▶ [How to complete this task]
Filter the listing for lines containing "karaage".

═════ Source information ═════

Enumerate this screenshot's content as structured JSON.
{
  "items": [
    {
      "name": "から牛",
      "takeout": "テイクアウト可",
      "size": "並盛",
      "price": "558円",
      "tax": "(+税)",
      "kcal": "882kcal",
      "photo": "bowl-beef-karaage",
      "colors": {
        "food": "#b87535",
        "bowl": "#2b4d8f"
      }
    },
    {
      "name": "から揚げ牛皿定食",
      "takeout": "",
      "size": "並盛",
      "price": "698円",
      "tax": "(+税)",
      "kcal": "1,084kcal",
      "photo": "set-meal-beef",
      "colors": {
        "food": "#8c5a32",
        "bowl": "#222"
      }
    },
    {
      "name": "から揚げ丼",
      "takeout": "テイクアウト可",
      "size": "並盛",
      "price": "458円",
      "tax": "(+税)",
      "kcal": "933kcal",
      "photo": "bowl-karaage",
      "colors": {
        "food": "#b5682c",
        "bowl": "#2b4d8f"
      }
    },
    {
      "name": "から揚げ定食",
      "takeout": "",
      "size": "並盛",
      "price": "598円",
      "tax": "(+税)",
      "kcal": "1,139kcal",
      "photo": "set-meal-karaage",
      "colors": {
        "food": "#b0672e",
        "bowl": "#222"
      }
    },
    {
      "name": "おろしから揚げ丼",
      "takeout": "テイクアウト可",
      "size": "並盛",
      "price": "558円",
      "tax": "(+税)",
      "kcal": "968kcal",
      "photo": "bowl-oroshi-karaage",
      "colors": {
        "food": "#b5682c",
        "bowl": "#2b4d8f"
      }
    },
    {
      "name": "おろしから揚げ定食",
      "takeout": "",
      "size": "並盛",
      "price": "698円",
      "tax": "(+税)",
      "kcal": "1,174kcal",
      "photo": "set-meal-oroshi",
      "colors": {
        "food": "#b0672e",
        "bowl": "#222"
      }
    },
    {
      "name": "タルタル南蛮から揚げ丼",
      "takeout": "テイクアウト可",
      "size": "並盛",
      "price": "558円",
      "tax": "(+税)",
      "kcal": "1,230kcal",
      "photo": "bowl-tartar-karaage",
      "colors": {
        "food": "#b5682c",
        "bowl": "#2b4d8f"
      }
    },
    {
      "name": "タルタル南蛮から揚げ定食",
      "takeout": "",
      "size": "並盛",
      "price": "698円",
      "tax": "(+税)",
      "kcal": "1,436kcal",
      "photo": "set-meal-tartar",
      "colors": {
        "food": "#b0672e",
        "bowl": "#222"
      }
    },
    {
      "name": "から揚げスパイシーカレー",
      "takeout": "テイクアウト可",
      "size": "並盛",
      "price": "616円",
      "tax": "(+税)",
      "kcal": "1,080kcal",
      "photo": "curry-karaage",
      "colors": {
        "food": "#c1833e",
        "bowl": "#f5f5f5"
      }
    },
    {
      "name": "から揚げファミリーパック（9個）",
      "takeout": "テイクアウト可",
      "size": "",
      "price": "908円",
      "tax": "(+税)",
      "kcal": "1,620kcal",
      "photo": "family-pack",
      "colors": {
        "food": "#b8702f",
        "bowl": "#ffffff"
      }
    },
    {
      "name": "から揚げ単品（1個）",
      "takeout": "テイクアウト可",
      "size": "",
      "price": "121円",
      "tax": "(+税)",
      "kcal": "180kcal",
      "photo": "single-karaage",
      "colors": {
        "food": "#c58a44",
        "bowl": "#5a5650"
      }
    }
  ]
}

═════

▶ [Answer section]
      "photo": "bowl-beef-karaage",
      "photo": "bowl-karaage",
      "photo": "set-meal-karaage",
      "photo": "bowl-oroshi-karaage",
      "photo": "bowl-tartar-karaage",
      "photo": "curry-karaage",
      "photo": "single-karaage",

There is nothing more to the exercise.